MPs and their staff are buckling under the strain of a “phenomenal” rise in appeals for help from constituents, with some reporting a 12-fold increase in casework fuelled in part by an “absolute crisis” in mental health issues.

Parliamentary aides said they were becoming burnt out and struggling to help people in desperate need, because of a “massive backlog” of issues caused by the Covid pandemic.

Data shared with the Guardian by Labour and Conservative MPs shows that some are dealing with an average of 12 times more casework than before 2020, while many have seen the number of cases at least double.
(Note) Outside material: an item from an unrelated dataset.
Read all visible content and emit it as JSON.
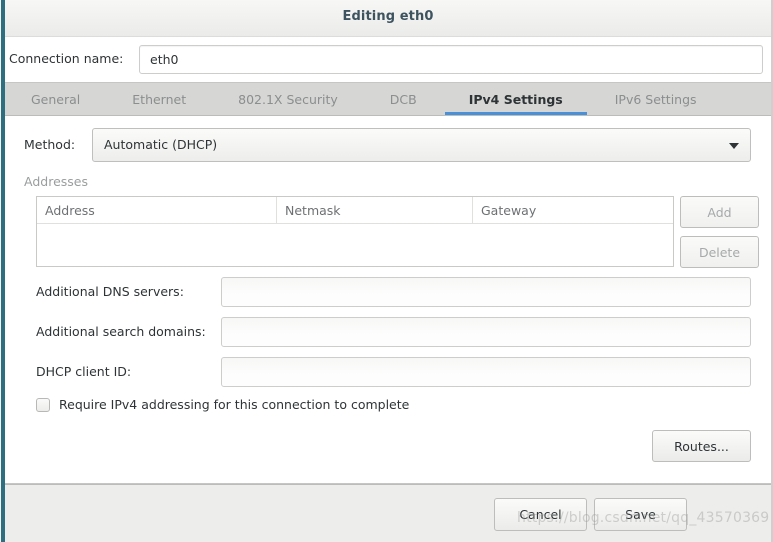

The Afghanistan crisis has deepened the strain on MPs’ staff, with teams of only two or three people processing scores of desperate appeals for help from constituents whose family members have been left stranded under the Taliban.

The Labour MP Yasmin Qureshi, whose Bolton South East constituency has been one of the hardest hit by Covid, said her team had handled 4,286 issues raised by constituents in the first half of this year, compared with 715 in the entirety of 2016.

If Qureshi’s office was to take on the same amount of constituents’ pleas until the end of the year, this would constitute a twelvefold increase – as it currently stands, the workload is already six times higher than five years ago.


“We were struggling before the pandemic, but now it’s just crazy,” said one MP’s office manager. “We’ve got 1,800 emails waiting for a response. In the eyes of constituents, that’s unacceptable. But we’re paddling like mad and doing the best we can.”

MPs said they had started to see a growing number of mental health issues affecting constituents, as well as stubbornly high unemployment and a looming crisis as many pandemic support measures, including the £20 weekly uplift in universal credit, come to an end next month.

The Independent Parliamentary Standards Authority (Ipsa), which sets the pay of the UK’s 650 MPs and their staff, is facing calls to increase MPs’ resources to help meet the demand.

The Conservative MP and Commons deputy speaker Nigel Evans said he received almost 1,000 emails about a range of concerns in July, compared with an average of 200 a month before the pandemic.

Selaine Saxby, the Tory MP for North Devon, said there was a “monumental, dramatic and instantaneous” increase in requests for help from constituents at the start of the pandemic. Her constituency is in the grip of a “housing crisis”, she said, worsened by an influx of second homeowners over the past 18 months.

Saxby added: “We’re starting to see a few more quite severe mental health issues and domestic abuse issues coming through now, which is very sad and worrying.”

IPSA allowed MPs to hire another member of staff to help deal with the huge pandemic caseload. However, that extra funding is due to expire in March 2022, leaving many MPs and their aides concerned that they will be unable to deal with the many long-term issues troubling residents.

One MP’s office manager said: “We’re now seeing the long-term effects of the pandemic – mental health is in absolute crisis. I feel absolutely sick to the core that we’re going to lose another member of staff if the staffing uplift comes to an end. It will plunge us back into a nightmare.”

Chloe Mclellan, an MP’s aide, said the toll of the pandemic had “exacerbated serious concerns about the wellbeing of staff”, who she said receive no support and little specialist training despite regularly handling traumatic cases and helping people on the brink of suicide.

“Burnout is a real concern at the moment. Lots of people are really getting to the end of what they can cope with,” said Mclellan, the co-founder of the Wellness Working Group for parliamentary staff.

Concerns have been raised to Ipsa that funding cuts to external agencies, such as the legal aid advice network and Citizens Advice, mean that MPs have become “the first and last port of call” for people needing complex and often urgent help.

MPs have a limited budget to employ only a handful of staff, often on relatively low wages and most with barely a year’s experience in the job.

The GMB Union said the average pay of Westminster caseworkers – between £24,000 and £35,000, far below the average London salary – was an “insult” because they are an “absolute lifeline” to those in the greatest need.

“The fall-out of the Taliban takeover of Afghanistan has placed enormous pressure on caseworkers and their workloads - just as the pandemic did last spring,” the union said. “They deserve full recognition of how essential their role is.”

Max Freedman, chair of the Unite union’s parliamentary staff branch and an MP’s office manager, said his colleagues were “paddling to keep still” rather than addressing the problems of people “in genuine need”.

A spokesperson for Ipsa said it had made extra funding available during the pandemic and that it would review budgets for 2022-23 later this year.